Ulcerations of the epithelium frequently precede corneal infections. The breakdown of Bowman's layer and subsequent stromal necrosis occur as a result of polymorphonuclear (PMN) and lymphomononuclear cell infiltration into the stroma. Descent’s membrane perforation is a B Scan ultrasound possibility in serious instances. Suppurative infections result in stromal infiltrates in the anterior two thirds and abscess formation. With persistent infections, it is possible to experience epithelial regeneration, vascularisation, edoema, giant cell reaction, myofibroblastic transformation, stromal remodelling (scarring), and round cell infiltration.


To rule out clogged nasolacrimal duct produced keratitis in all corneal ulcer patients, regurgitation on pressure over the lacrimal sac area (ROPLAS) and/or sac syringing represent critical regular investigations. Any corneal ulcer should be treated according to the standard protocol, which includes looking for the ulcer's distinctive characteristics and then scraping the cornea to find the organism that caused it. Sensitive slides and culture are sent with the sample. Two slides are typically produced, one for Gramme staining and the other for 10% KOH mounting.

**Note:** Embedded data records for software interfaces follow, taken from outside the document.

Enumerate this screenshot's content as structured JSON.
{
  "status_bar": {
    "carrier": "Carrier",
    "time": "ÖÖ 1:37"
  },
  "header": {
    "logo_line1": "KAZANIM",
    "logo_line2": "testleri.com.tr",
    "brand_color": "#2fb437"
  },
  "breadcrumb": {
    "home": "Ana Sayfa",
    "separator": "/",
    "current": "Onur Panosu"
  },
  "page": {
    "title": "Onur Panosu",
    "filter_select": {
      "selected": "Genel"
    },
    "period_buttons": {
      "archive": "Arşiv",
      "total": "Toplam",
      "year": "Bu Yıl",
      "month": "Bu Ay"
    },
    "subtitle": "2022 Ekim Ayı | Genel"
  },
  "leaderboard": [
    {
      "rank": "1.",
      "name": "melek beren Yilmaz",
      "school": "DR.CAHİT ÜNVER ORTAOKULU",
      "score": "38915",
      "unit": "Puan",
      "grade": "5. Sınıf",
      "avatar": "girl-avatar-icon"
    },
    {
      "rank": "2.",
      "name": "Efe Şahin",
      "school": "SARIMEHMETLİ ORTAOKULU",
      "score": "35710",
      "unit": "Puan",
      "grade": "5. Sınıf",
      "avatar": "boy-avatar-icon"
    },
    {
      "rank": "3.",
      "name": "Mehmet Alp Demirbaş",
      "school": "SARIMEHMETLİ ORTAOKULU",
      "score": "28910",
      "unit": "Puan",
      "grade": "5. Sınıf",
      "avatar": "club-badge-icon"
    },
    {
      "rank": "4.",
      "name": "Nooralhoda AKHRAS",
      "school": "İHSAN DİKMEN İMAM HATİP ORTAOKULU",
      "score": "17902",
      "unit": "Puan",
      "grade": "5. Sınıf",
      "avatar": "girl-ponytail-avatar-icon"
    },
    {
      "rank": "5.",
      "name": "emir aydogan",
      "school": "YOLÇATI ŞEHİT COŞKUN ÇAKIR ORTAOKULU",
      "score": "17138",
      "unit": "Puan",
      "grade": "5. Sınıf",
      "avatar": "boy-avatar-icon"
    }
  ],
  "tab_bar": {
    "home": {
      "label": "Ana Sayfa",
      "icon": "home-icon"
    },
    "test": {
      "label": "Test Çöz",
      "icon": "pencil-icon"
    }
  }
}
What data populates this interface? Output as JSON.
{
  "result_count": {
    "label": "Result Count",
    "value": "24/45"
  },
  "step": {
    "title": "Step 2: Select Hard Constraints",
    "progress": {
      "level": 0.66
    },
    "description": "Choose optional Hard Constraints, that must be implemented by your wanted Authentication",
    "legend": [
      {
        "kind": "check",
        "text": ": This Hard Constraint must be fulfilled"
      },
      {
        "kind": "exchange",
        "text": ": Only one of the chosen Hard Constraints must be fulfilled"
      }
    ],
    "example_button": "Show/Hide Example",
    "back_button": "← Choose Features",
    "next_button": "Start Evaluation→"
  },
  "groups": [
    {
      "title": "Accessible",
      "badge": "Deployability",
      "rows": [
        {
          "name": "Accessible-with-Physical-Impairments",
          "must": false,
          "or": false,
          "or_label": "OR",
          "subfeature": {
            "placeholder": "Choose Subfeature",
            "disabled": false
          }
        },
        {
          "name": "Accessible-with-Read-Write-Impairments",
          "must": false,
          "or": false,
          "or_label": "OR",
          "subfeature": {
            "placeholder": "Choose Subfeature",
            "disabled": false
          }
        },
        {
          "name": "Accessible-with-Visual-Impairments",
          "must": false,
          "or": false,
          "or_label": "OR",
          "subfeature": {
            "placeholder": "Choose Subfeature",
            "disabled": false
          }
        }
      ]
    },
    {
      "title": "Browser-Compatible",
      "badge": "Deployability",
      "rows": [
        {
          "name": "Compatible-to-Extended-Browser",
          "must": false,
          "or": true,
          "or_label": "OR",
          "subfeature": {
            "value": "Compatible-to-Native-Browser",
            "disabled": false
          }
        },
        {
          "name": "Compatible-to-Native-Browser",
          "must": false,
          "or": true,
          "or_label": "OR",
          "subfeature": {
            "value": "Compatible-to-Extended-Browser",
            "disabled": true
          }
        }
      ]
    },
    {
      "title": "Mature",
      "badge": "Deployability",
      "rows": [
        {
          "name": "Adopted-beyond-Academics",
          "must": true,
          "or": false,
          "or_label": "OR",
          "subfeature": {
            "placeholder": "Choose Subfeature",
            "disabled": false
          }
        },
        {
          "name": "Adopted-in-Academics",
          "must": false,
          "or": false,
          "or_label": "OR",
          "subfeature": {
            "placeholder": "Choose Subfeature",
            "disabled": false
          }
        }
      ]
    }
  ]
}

Direct microscopy results are used to initiate the patient's drug regimen; afterwards, the treatment plan is adjusted in response to culture results. For the growth of microorganisms, blood and chocolate agar are often used culture medium. For fungi,  dextrose agar and potato dextrose agar are used, and non-nutrient agar with E. coli is utilised for Acanthamoeba.

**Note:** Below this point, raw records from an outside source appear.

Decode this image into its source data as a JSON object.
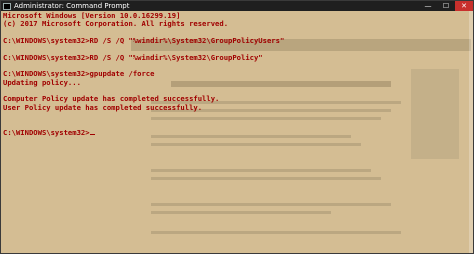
{
  "window": {
    "title": "Administrator: Command Prompt",
    "controls": {
      "minimize": "—",
      "maximize": "☐",
      "close": "✕"
    }
  },
  "console": {
    "lines": [
      "Microsoft Windows [Version 10.0.16299.19]",
      "(c) 2017 Microsoft Corporation. All rights reserved.",
      "",
      "C:\\WINDOWS\\system32>RD /S /Q \"%windir%\\System32\\GroupPolicyUsers\"",
      "",
      "C:\\WINDOWS\\system32>RD /S /Q \"%windir%\\System32\\GroupPolicy\"",
      "",
      "C:\\WINDOWS\\system32>gpupdate /force",
      "Updating policy...",
      "",
      "Computer Policy update has completed successfully.",
      "User Policy update has completed successfully.",
      "",
      "",
      "C:\\WINDOWS\\system32>"
    ],
    "text_color": "#a00000",
    "background_color": "#d4bd93"
  }
}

Patients with bacterial keratitis are empirically treated on fortified topical antibiotics until culture reports are available. Both gram-positive and gram-negative pathogens are completely covered by fortified cefazolin 5%, vancomycin, fluoroquinolone, tobramycin, or gentamicin. Topical vancomycin is the recommended treatment for keratitis brought on by methicillin-resistant Staphylococcus aureus (MRSA).MRSA can also be treated with 0.2% topical linezolid.

Based on the history and clinical symptoms, a doctor must have a high degree of suspicion to diagnose Acanthamoeba keratitis. Prior topical steroid treatment may improve the organism's yield in smears and cultures, but it also lowers the prognosis. Antiviral pre-treatment may change the clinical image since the clinical picture frequently resembles viral keratitis. The cysts appear in Gramme staining as many double-walled cysts with an inner polyhedral lining. Acanthamoeba cysts are also visible when 10% KOH-mount or 10% KOH with 0.1% calcofluor white is used. E. coli-seeded non-nutritional agar is utilised for culture. The two cornerstones of treatment are biguanides and pentamidine.


Generally speaking, corneal ulcers heal more slowly. In comparison to fungal corneal ulcers, bacterial ulcers recover more quickly. Complete recovery from canthamoeba keratitis could take weeks or even months. The most typical consequence after corneal ulcers is corneal scarring. For later management, these situations can be treated with spectacles, optical iridectomy, or optical keratoplasty to restore eyesight.  The prognosis is typically poorer for perforated corneal ulcers. The prognosis for fungal and Acanthamoeba keratitis is worsened by prior topical steroid usage.